- The imbalanced challenges: Despite the theme this season, there was precious little Brain-requiring content in the challenges. A precious few puzzles here and there, but almost all the rest were endurance and/or brute physical strength (most egregious example: the hill marathon). When not that, every challenge had some kind of carnival element with balls or sandbags. Pretty monotonous. That's disappointing, because Survivor AU has had some fantastic original challenges (charades! taking pegs out of a wall while standing on them, and so on) and some highly creative upsizing of US challenges (the opening RC here), and/or taking individual challenge staples, and turning them into team events (When It Rains, Over Extended). Here, part of the problem was likely the limitations of the filming bubble, so a large number of challenges had to re-use the same basic structures in the same spot. In the future though, please bring back the creativity and fun!

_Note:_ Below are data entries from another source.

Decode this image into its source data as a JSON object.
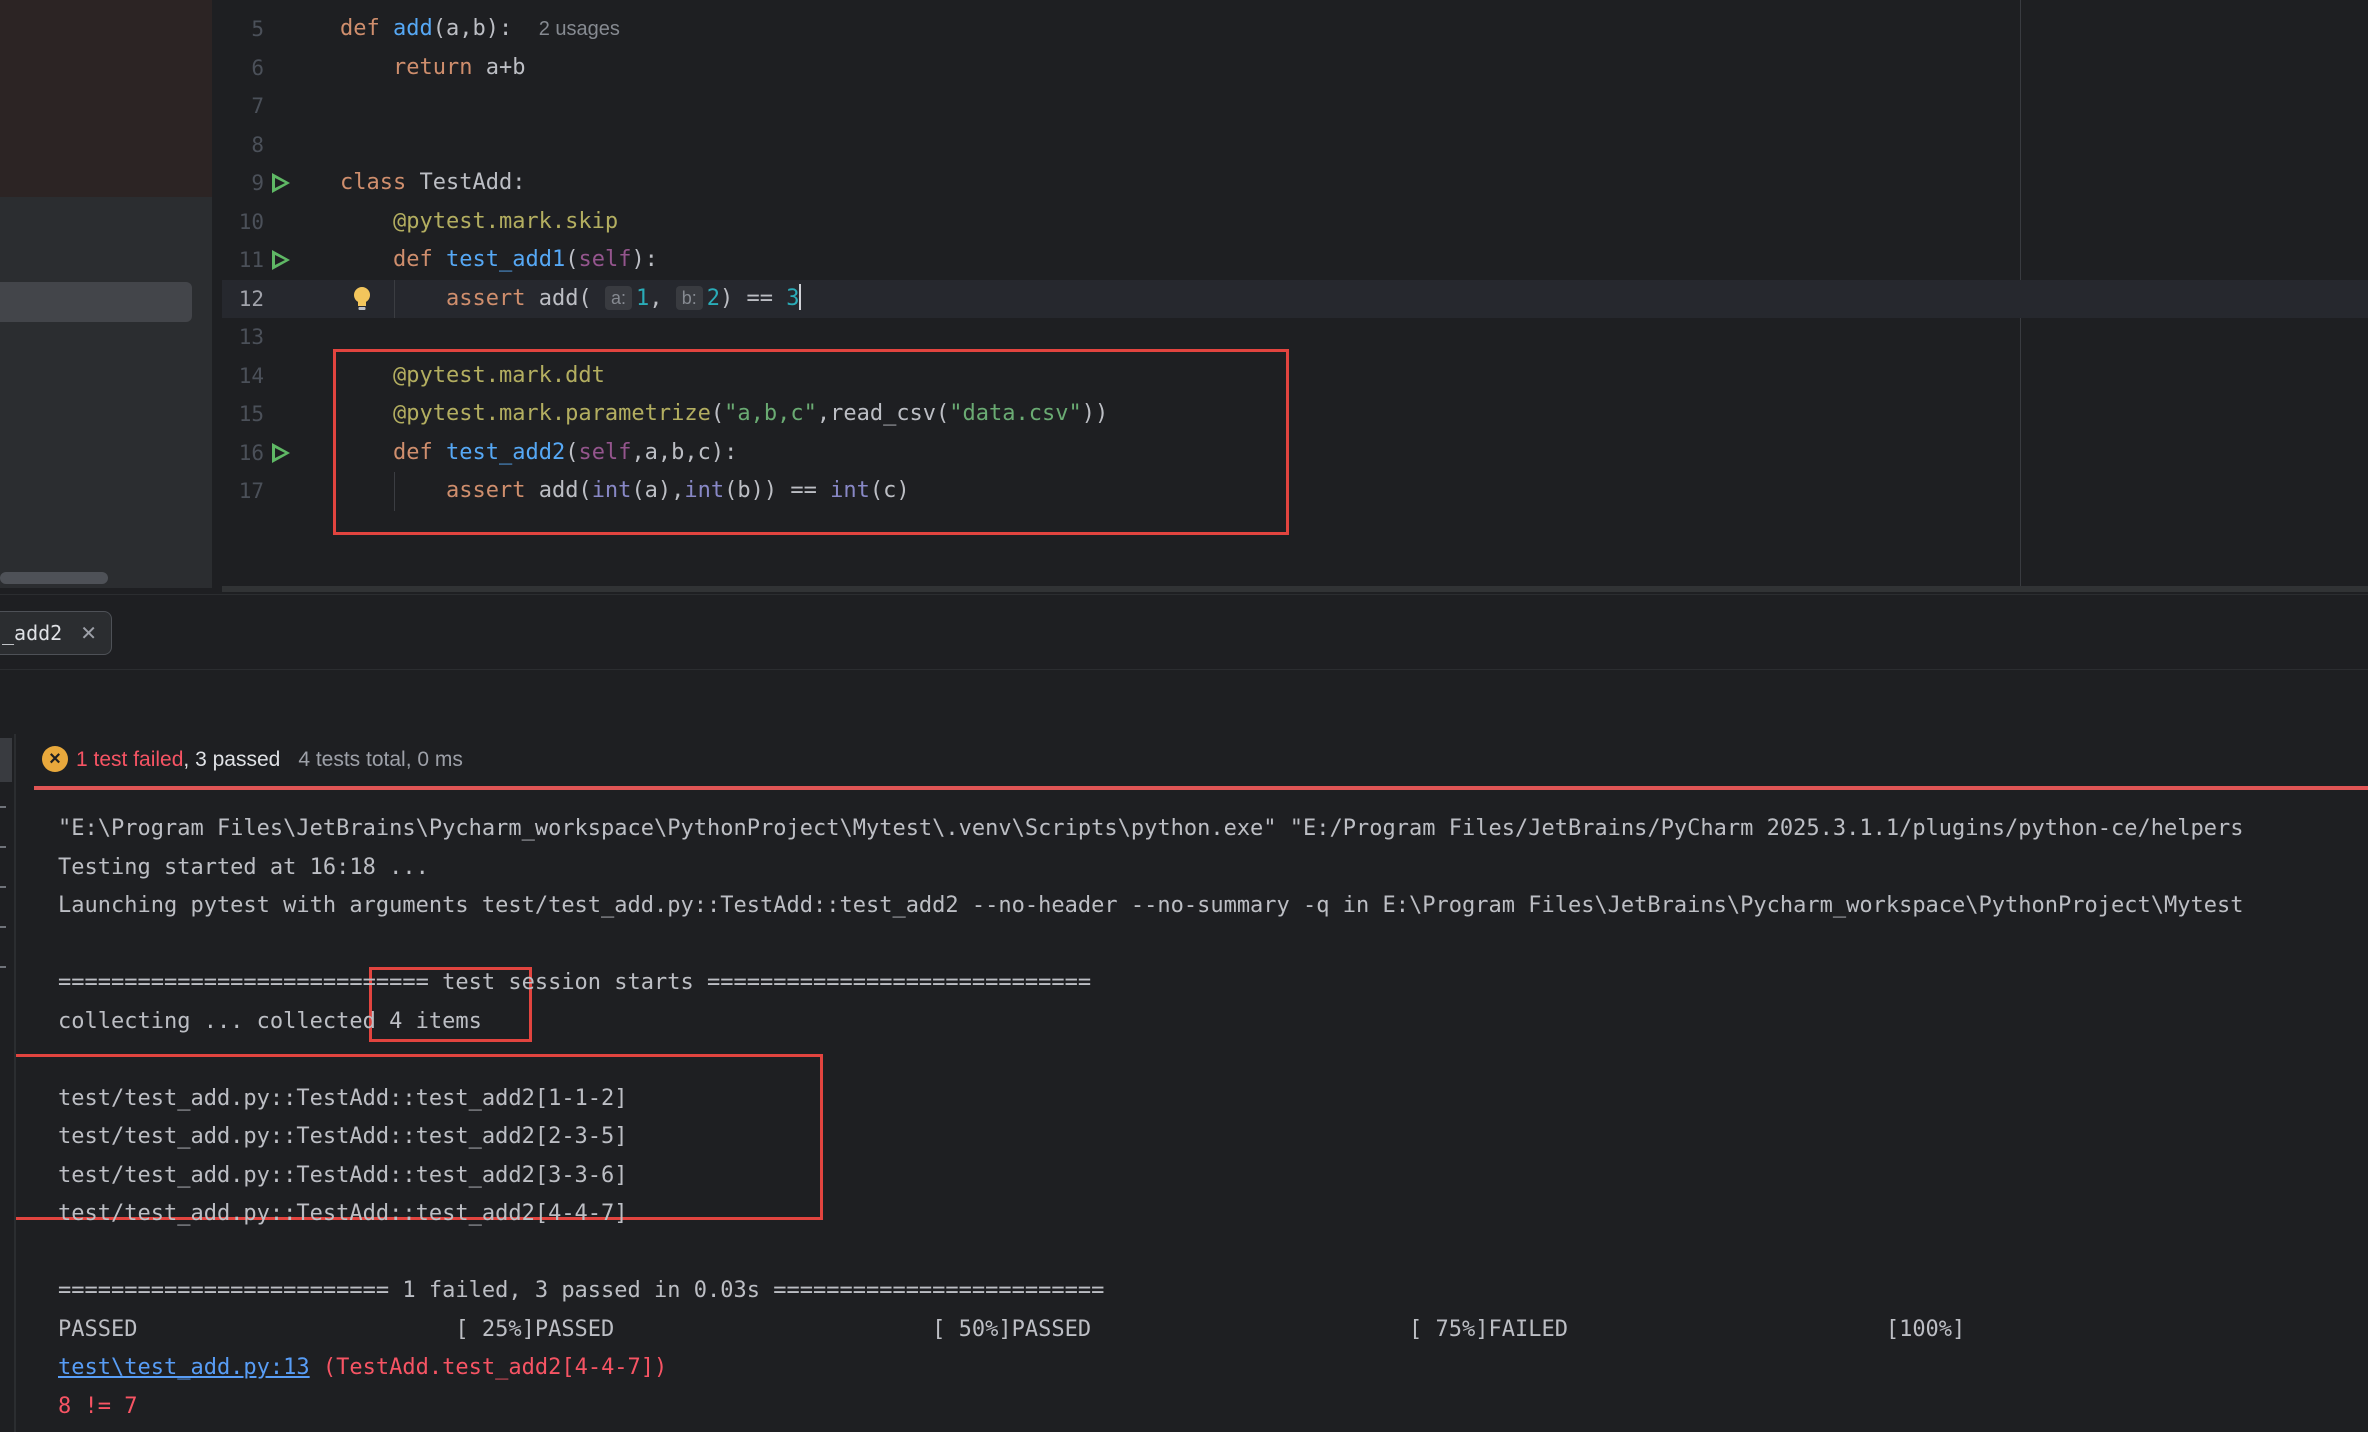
{
  "editor": {
    "lines": [
      {
        "n": "5",
        "html": "<span class=\"kw\">def</span> <span class=\"fn\">add</span>(a,b):  <span class=\"hint\">2 usages</span>"
      },
      {
        "n": "6",
        "html": "    <span class=\"kw\">return</span> a+b"
      },
      {
        "n": "7",
        "html": ""
      },
      {
        "n": "8",
        "html": ""
      },
      {
        "n": "9",
        "html": "<span class=\"kw\">class</span> TestAdd:",
        "run": true
      },
      {
        "n": "10",
        "html": "    <span class=\"dec\">@pytest.mark.skip</span>"
      },
      {
        "n": "11",
        "html": "    <span class=\"kw\">def</span> <span class=\"fn\">test_add1</span>(<span class=\"self\">self</span>):",
        "run": true
      },
      {
        "n": "12",
        "html": "        <span class=\"kw\">assert</span> add( <span class=\"param-hint\">a:</span><span class=\"num\">1</span>, <span class=\"param-hint\">b:</span><span class=\"num\">2</span>) == <span class=\"num\">3</span><span class=\"caret\"></span>",
        "current": true,
        "bulb": true
      },
      {
        "n": "13",
        "html": ""
      },
      {
        "n": "14",
        "html": "    <span class=\"dec\">@pytest.mark.ddt</span>"
      },
      {
        "n": "15",
        "html": "    <span class=\"dec\">@pytest.mark.parametrize</span>(<span class=\"str\">\"a,b,c\"</span>,read_csv(<span class=\"str\">\"data.csv\"</span>))"
      },
      {
        "n": "16",
        "html": "    <span class=\"kw\">def</span> <span class=\"fn\">test_add2</span>(<span class=\"self\">self</span>,a,b,c):",
        "run": true
      },
      {
        "n": "17",
        "html": "        <span class=\"kw\">assert</span> add(<span class=\"builtin\">int</span>(a),<span class=\"builtin\">int</span>(b)) == <span class=\"builtin\">int</span>(c)"
      }
    ]
  },
  "run": {
    "tab_label": "_add2",
    "status": {
      "failed": "1 test failed",
      "passed": ", 3 passed",
      "total": "4 tests total, 0 ms"
    },
    "console": [
      {
        "text": "\"E:\\Program Files\\JetBrains\\Pycharm_workspace\\PythonProject\\Mytest\\.venv\\Scripts\\python.exe\" \"E:/Program Files/JetBrains/PyCharm 2025.3.1.1/plugins/python-ce/helpers"
      },
      {
        "text": "Testing started at 16:18 ..."
      },
      {
        "text": "Launching pytest with arguments test/test_add.py::TestAdd::test_add2 --no-header --no-summary -q in E:\\Program Files\\JetBrains\\Pycharm_workspace\\PythonProject\\Mytest"
      },
      {
        "text": ""
      },
      {
        "text": "============================ test session starts ============================="
      },
      {
        "text": "collecting ... collected 4 items"
      },
      {
        "text": ""
      },
      {
        "text": "test/test_add.py::TestAdd::test_add2[1-1-2]"
      },
      {
        "text": "test/test_add.py::TestAdd::test_add2[2-3-5]"
      },
      {
        "text": "test/test_add.py::TestAdd::test_add2[3-3-6]"
      },
      {
        "text": "test/test_add.py::TestAdd::test_add2[4-4-7]"
      },
      {
        "text": ""
      },
      {
        "text": "========================= 1 failed, 3 passed in 0.03s ========================="
      },
      {
        "text": "PASSED                        [ 25%]PASSED                        [ 50%]PASSED                        [ 75%]FAILED                        [100%]"
      },
      {
        "link": "test\\test_add.py:13",
        "text": " (TestAdd.test_add2[4-4-7])",
        "err": true
      },
      {
        "text": "8 != 7",
        "err": true
      }
    ]
  }
}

- The over-reliance on twists and advantages: There were 11 idols found this season. Simon found one in camp, then hours later found another in the reward bags, also in camp. That shouldn't happen. True, some were really fun, like George's key to the idol at Tribal. Others just seemed like, "Oh shit, we forgot to put an idol out there this episode, quick, toss one in a tree." But the real problem was all the twists: Six people immune, four people immune, five people immune. The three people immune are the only ones who have a chance to vote ... after they make fire! It's excessive, it temporarily felled the eventual winner, and it was all so unnecessary. Maybe if you had a cast full of superfans this *might* pay off in interesting ways. But here, with half the cast never having seen the show before, it's mostly just confusing, or in the case of the "four slowest runners" being the only people eligible to be voted against, simply insulting. Cut it out. Survivor doesn't need a fancy rules change each Tribal Council. Just let the players play.
Jeff Pitman is the founder of the True Dork Times, and probably should find better things to write about than Survivor. So far he hasn't, though. He's also responsible for the Survivometer, calendar, boxscores, and contestant pages, so if you want to complain about those, do so in the comments, or on twitter: @truedorktimes